Element data from apps and pages:
▬▬▬▬▬▬▬▬▬▬
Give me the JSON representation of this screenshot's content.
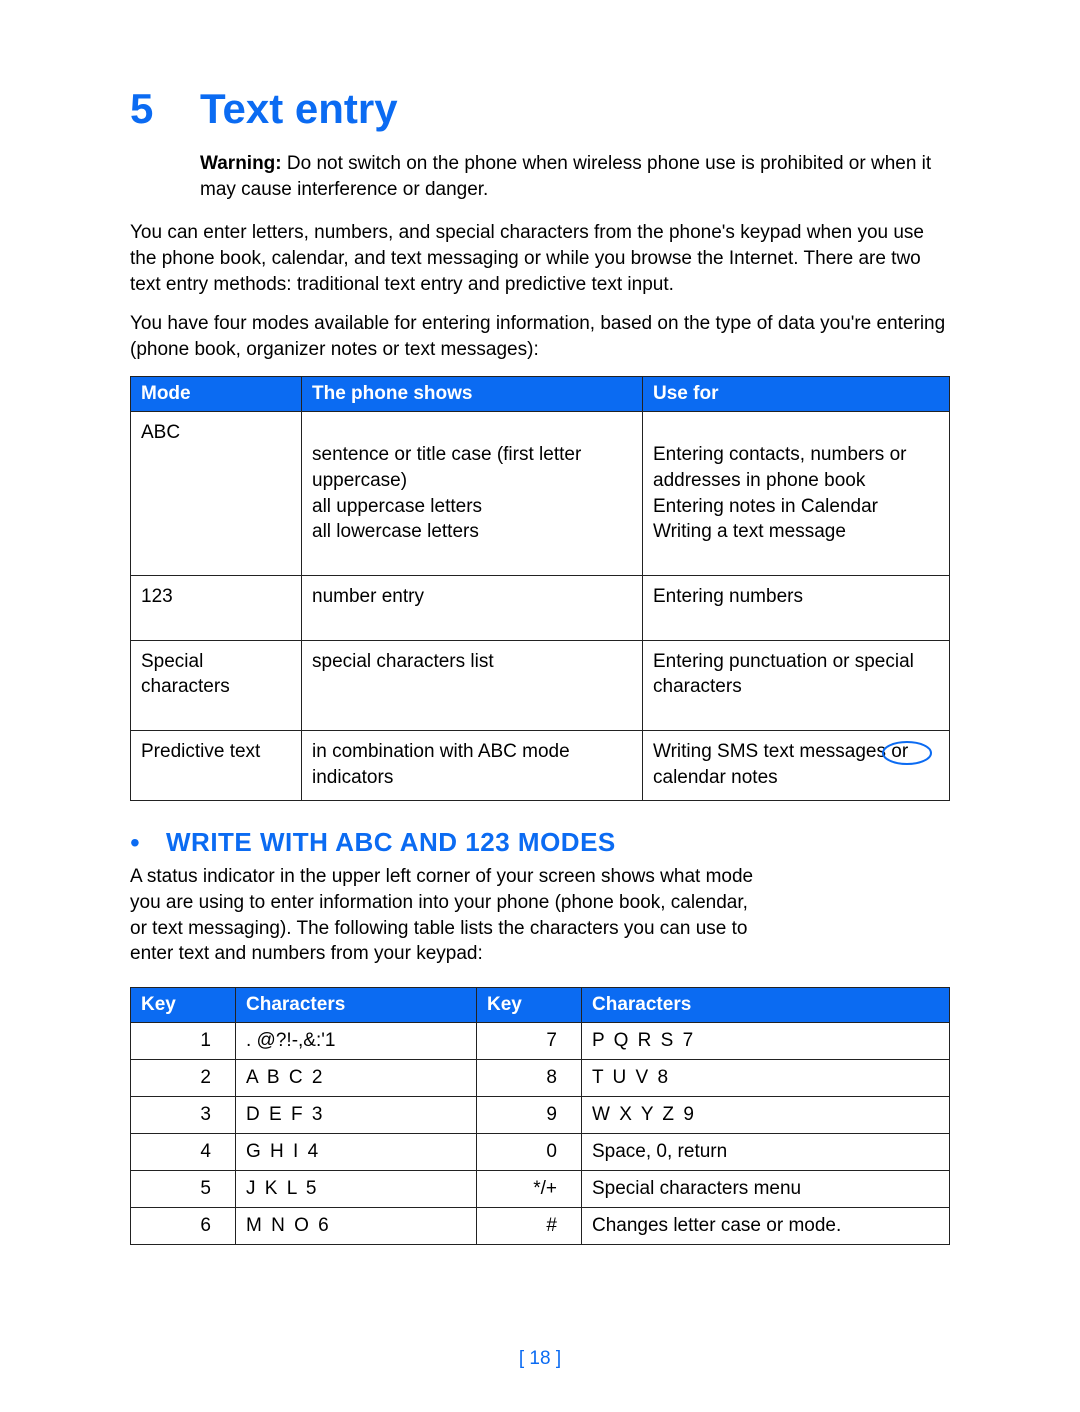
{
  "chapter": {
    "number": "5",
    "title": "Text entry"
  },
  "warning": {
    "label": "Warning:",
    "text": " Do not switch on the phone when wireless phone use is prohibited or when it may cause interference or danger."
  },
  "intro1": "You can enter letters, numbers, and special characters from the phone's keypad when you use the phone book, calendar, and text messaging or while you browse the Internet. There are two text entry methods: traditional text entry and predictive text input.",
  "intro2": "You have four modes available for entering information, based on the type of data you're entering (phone book, organizer notes or text messages):",
  "modes_table": {
    "headers": [
      "Mode",
      "The phone shows",
      "Use for"
    ],
    "rows": [
      {
        "mode": "ABC",
        "shows": "sentence or title case (first letter uppercase)\nall uppercase letters\nall lowercase letters",
        "use": "Entering contacts, numbers or addresses in phone book\nEntering notes in Calendar\nWriting a text message"
      },
      {
        "mode": "123",
        "shows": "number entry",
        "use": "Entering numbers"
      },
      {
        "mode": "Special characters",
        "shows": "special characters list",
        "use": "Entering punctuation or special characters"
      },
      {
        "mode": "Predictive text",
        "shows": "in combination with ABC mode indicators",
        "use": "Writing SMS text messages or calendar notes"
      }
    ]
  },
  "section": {
    "heading": "WRITE WITH ABC AND 123 MODES",
    "text": "A status indicator in the upper left corner of your screen shows what mode you are using to enter information into your phone (phone book, calendar, or text messaging). The following table lists the characters you can use to enter text and numbers from your keypad:"
  },
  "keys_table": {
    "headers": [
      "Key",
      "Characters",
      "Key",
      "Characters"
    ],
    "rows": [
      {
        "k1": "1",
        "c1": ". @?!-,&:'1",
        "c1ls": false,
        "k2": "7",
        "c2": "P Q R S 7",
        "c2ls": true
      },
      {
        "k1": "2",
        "c1": "A B C 2",
        "c1ls": true,
        "k2": "8",
        "c2": "T U V 8",
        "c2ls": true
      },
      {
        "k1": "3",
        "c1": "D E F 3",
        "c1ls": true,
        "k2": "9",
        "c2": "W X Y Z 9",
        "c2ls": true
      },
      {
        "k1": "4",
        "c1": "G H I 4",
        "c1ls": true,
        "k2": "0",
        "c2": "Space, 0, return",
        "c2ls": false
      },
      {
        "k1": "5",
        "c1": "J K L 5",
        "c1ls": true,
        "k2": "*/+",
        "c2": "Special characters menu",
        "c2ls": false
      },
      {
        "k1": "6",
        "c1": "M N O 6",
        "c1ls": true,
        "k2": "#",
        "c2": "Changes letter case or mode.",
        "c2ls": false
      }
    ]
  },
  "page_number": "[ 18 ]"
}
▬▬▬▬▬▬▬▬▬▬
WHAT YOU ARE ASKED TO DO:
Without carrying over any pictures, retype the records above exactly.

YOUR RESPONSE:
Give me the JSON representation of this screenshot's content.
{
  "chapter": {
    "number": "5",
    "title": "Text entry"
  },
  "warning": {
    "label": "Warning:",
    "text": " Do not switch on the phone when wireless phone use is prohibited or when it may cause interference or danger."
  },
  "intro1": "You can enter letters, numbers, and special characters from the phone's keypad when you use the phone book, calendar, and text messaging or while you browse the Internet. There are two text entry methods: traditional text entry and predictive text input.",
  "intro2": "You have four modes available for entering information, based on the type of data you're entering (phone book, organizer notes or text messages):",
  "modes_table": {
    "headers": [
      "Mode",
      "The phone shows",
      "Use for"
    ],
    "rows": [
      {
        "mode": "ABC",
        "shows": "sentence or title case (first letter uppercase)\nall uppercase letters\nall lowercase letters",
        "use": "Entering contacts, numbers or addresses in phone book\nEntering notes in Calendar\nWriting a text message"
      },
      {
        "mode": "123",
        "shows": "number entry",
        "use": "Entering numbers"
      },
      {
        "mode": "Special characters",
        "shows": "special characters list",
        "use": "Entering punctuation or special characters"
      },
      {
        "mode": "Predictive text",
        "shows": "in combination with ABC mode indicators",
        "use": "Writing SMS text messages or calendar notes"
      }
    ]
  },
  "section": {
    "heading": "WRITE WITH ABC AND 123 MODES",
    "text": "A status indicator in the upper left corner of your screen shows what mode you are using to enter information into your phone (phone book, calendar, or text messaging). The following table lists the characters you can use to enter text and numbers from your keypad:"
  },
  "keys_table": {
    "headers": [
      "Key",
      "Characters",
      "Key",
      "Characters"
    ],
    "rows": [
      {
        "k1": "1",
        "c1": ". @?!-,&:'1",
        "c1ls": false,
        "k2": "7",
        "c2": "P Q R S 7",
        "c2ls": true
      },
      {
        "k1": "2",
        "c1": "A B C 2",
        "c1ls": true,
        "k2": "8",
        "c2": "T U V 8",
        "c2ls": true
      },
      {
        "k1": "3",
        "c1": "D E F 3",
        "c1ls": true,
        "k2": "9",
        "c2": "W X Y Z 9",
        "c2ls": true
      },
      {
        "k1": "4",
        "c1": "G H I 4",
        "c1ls": true,
        "k2": "0",
        "c2": "Space, 0, return",
        "c2ls": false
      },
      {
        "k1": "5",
        "c1": "J K L 5",
        "c1ls": true,
        "k2": "*/+",
        "c2": "Special characters menu",
        "c2ls": false
      },
      {
        "k1": "6",
        "c1": "M N O 6",
        "c1ls": true,
        "k2": "#",
        "c2": "Changes letter case or mode.",
        "c2ls": false
      }
    ]
  },
  "page_number": "[ 18 ]"
}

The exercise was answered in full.